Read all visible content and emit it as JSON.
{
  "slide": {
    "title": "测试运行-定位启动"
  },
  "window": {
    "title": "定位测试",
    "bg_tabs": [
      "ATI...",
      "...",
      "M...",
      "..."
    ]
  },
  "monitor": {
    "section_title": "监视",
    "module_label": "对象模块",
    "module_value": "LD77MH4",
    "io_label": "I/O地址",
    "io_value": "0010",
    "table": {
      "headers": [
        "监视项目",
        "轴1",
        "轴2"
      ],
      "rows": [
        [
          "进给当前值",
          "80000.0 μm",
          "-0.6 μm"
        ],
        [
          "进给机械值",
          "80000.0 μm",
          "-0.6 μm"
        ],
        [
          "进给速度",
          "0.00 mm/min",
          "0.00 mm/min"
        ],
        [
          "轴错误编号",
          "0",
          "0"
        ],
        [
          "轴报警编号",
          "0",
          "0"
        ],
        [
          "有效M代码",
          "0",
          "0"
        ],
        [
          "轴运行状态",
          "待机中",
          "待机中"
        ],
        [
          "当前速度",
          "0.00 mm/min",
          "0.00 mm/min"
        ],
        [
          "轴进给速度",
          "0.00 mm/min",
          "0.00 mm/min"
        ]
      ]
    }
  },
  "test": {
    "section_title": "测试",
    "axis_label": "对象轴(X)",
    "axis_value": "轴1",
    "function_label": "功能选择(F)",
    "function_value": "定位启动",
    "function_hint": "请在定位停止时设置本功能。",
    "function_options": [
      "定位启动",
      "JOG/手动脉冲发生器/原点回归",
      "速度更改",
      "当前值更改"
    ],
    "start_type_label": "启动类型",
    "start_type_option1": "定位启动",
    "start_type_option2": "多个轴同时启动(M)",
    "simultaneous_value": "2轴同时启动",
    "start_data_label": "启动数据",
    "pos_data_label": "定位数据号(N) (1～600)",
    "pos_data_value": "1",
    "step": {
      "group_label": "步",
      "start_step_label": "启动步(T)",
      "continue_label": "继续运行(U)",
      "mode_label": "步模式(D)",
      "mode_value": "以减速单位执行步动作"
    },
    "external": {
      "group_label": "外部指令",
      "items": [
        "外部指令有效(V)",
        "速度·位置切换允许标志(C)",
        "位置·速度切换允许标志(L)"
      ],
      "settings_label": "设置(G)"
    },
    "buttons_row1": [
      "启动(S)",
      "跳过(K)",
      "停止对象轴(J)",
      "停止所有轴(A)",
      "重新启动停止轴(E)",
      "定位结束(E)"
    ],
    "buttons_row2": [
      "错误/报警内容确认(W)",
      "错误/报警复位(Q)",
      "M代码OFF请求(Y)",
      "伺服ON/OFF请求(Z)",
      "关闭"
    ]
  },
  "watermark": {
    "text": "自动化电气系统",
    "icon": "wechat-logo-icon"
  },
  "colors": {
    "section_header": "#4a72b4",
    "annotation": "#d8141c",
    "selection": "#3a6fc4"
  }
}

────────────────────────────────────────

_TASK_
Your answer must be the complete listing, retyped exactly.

_ANSWER TO THE EXERCISE_
Read all visible content and emit it as JSON.
{
  "slide": {
    "title": "测试运行-定位启动"
  },
  "window": {
    "title": "定位测试",
    "bg_tabs": [
      "ATI...",
      "...",
      "M...",
      "..."
    ]
  },
  "monitor": {
    "section_title": "监视",
    "module_label": "对象模块",
    "module_value": "LD77MH4",
    "io_label": "I/O地址",
    "io_value": "0010",
    "table": {
      "headers": [
        "监视项目",
        "轴1",
        "轴2"
      ],
      "rows": [
        [
          "进给当前值",
          "80000.0 μm",
          "-0.6 μm"
        ],
        [
          "进给机械值",
          "80000.0 μm",
          "-0.6 μm"
        ],
        [
          "进给速度",
          "0.00 mm/min",
          "0.00 mm/min"
        ],
        [
          "轴错误编号",
          "0",
          "0"
        ],
        [
          "轴报警编号",
          "0",
          "0"
        ],
        [
          "有效M代码",
          "0",
          "0"
        ],
        [
          "轴运行状态",
          "待机中",
          "待机中"
        ],
        [
          "当前速度",
          "0.00 mm/min",
          "0.00 mm/min"
        ],
        [
          "轴进给速度",
          "0.00 mm/min",
          "0.00 mm/min"
        ]
      ]
    }
  },
  "test": {
    "section_title": "测试",
    "axis_label": "对象轴(X)",
    "axis_value": "轴1",
    "function_label": "功能选择(F)",
    "function_value": "定位启动",
    "function_hint": "请在定位停止时设置本功能。",
    "function_options": [
      "定位启动",
      "JOG/手动脉冲发生器/原点回归",
      "速度更改",
      "当前值更改"
    ],
    "start_type_label": "启动类型",
    "start_type_option1": "定位启动",
    "start_type_option2": "多个轴同时启动(M)",
    "simultaneous_value": "2轴同时启动",
    "start_data_label": "启动数据",
    "pos_data_label": "定位数据号(N) (1～600)",
    "pos_data_value": "1",
    "step": {
      "group_label": "步",
      "start_step_label": "启动步(T)",
      "continue_label": "继续运行(U)",
      "mode_label": "步模式(D)",
      "mode_value": "以减速单位执行步动作"
    },
    "external": {
      "group_label": "外部指令",
      "items": [
        "外部指令有效(V)",
        "速度·位置切换允许标志(C)",
        "位置·速度切换允许标志(L)"
      ],
      "settings_label": "设置(G)"
    },
    "buttons_row1": [
      "启动(S)",
      "跳过(K)",
      "停止对象轴(J)",
      "停止所有轴(A)",
      "重新启动停止轴(E)",
      "定位结束(E)"
    ],
    "buttons_row2": [
      "错误/报警内容确认(W)",
      "错误/报警复位(Q)",
      "M代码OFF请求(Y)",
      "伺服ON/OFF请求(Z)",
      "关闭"
    ]
  },
  "watermark": {
    "text": "自动化电气系统",
    "icon": "wechat-logo-icon"
  },
  "colors": {
    "section_header": "#4a72b4",
    "annotation": "#d8141c",
    "selection": "#3a6fc4"
  }
}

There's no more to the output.